The 2 primary documents for most convertible debt seed rounds are the Note Purchase Agreement and the Note. The Note Purchase Agreement is signed by the company and each of the investors and will contain the general terms of the financing round (such as the maximum amount raised and the time period the company has to raise the round), as well as representations from the company (e.g. the company is in existence and has authority to issue the notes) and from the investors (e.g. they are accredited). The note is the IOU from the Company (saying they owe the investor x amount of money to be paid back in cash or in equity upon certain events. Here are the key terms you will typical see in the note:
1. Interest Rate. The typical range for interest rates is 6-8%, but I have been seeing several deals using the Fed Funds Rate, which is currently around 0.25%. Obviously the company prefers the lowest rate possible.
2. Conversion. The note will include the terms upon which the note will convert into equity. Typically, a note converts into equity upon the next round of institutional financing (usually the Series Seed or Series A Preferred Stock round). Also, upon a Change of Control (sale/merger of the company), the note will be repaid (at either the outstanding principal amount or some multiple of the outstanding principal amount (e.g. 2 times) plus accrued interest). Some notes will permit the holder to convert into equity upon a Change of Control as well.
3. Discount/Valuation Cap. Often notes will convert at a discount (commonly around 20%) to the price per share of the next equity round and sometimes there is a valuation cap, often ranging from $6-8 million, which sets an upper limit on the conversion price. This makes the note offering more attractive to investors who are coming in at a risky time.
4. Prepayment. The note will include terms of prepayment. Virtually always any prepayment requires the approval of a majority of the investors. The reason for this is to protect their conversion rights. Otherwise, the company could simply elect to repay the note instead of converting it if a financing or other event is upcoming.

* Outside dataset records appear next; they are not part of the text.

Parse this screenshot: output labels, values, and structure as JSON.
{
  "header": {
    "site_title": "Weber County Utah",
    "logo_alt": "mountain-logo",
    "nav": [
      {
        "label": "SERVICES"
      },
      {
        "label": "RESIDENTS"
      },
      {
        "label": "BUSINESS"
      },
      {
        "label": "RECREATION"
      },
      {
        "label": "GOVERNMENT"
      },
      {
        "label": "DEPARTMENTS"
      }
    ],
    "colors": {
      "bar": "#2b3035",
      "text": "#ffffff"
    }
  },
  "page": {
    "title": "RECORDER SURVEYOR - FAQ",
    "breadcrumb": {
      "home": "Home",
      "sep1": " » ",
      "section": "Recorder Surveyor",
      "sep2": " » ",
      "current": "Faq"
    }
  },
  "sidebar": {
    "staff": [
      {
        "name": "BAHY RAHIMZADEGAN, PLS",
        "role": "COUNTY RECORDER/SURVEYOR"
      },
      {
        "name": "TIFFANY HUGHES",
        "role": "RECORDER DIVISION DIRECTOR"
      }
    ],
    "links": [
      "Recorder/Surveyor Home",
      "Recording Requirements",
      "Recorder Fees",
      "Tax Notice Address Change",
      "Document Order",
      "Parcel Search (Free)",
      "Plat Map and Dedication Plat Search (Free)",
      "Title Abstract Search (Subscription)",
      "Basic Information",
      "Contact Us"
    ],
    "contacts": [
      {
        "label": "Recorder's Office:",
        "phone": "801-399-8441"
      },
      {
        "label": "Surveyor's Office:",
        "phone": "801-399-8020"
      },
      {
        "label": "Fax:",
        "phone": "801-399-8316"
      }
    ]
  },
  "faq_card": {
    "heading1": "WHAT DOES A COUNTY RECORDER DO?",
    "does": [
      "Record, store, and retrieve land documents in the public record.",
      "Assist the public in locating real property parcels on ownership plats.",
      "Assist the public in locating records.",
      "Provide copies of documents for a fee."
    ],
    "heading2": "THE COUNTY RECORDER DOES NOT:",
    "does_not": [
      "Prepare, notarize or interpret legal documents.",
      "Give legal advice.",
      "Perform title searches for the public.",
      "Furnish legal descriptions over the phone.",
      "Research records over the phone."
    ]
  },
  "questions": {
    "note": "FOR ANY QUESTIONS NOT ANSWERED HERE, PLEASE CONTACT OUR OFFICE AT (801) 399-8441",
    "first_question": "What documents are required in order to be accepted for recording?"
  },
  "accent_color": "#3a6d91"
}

There are numerous variations in convertible debt financings. I have highlighted what I commonly see, but every deal is different depending on the type and stage of the company and the nature of the investors. Understanding the general terms should help you better negotiate the right financing terms for your particular offering.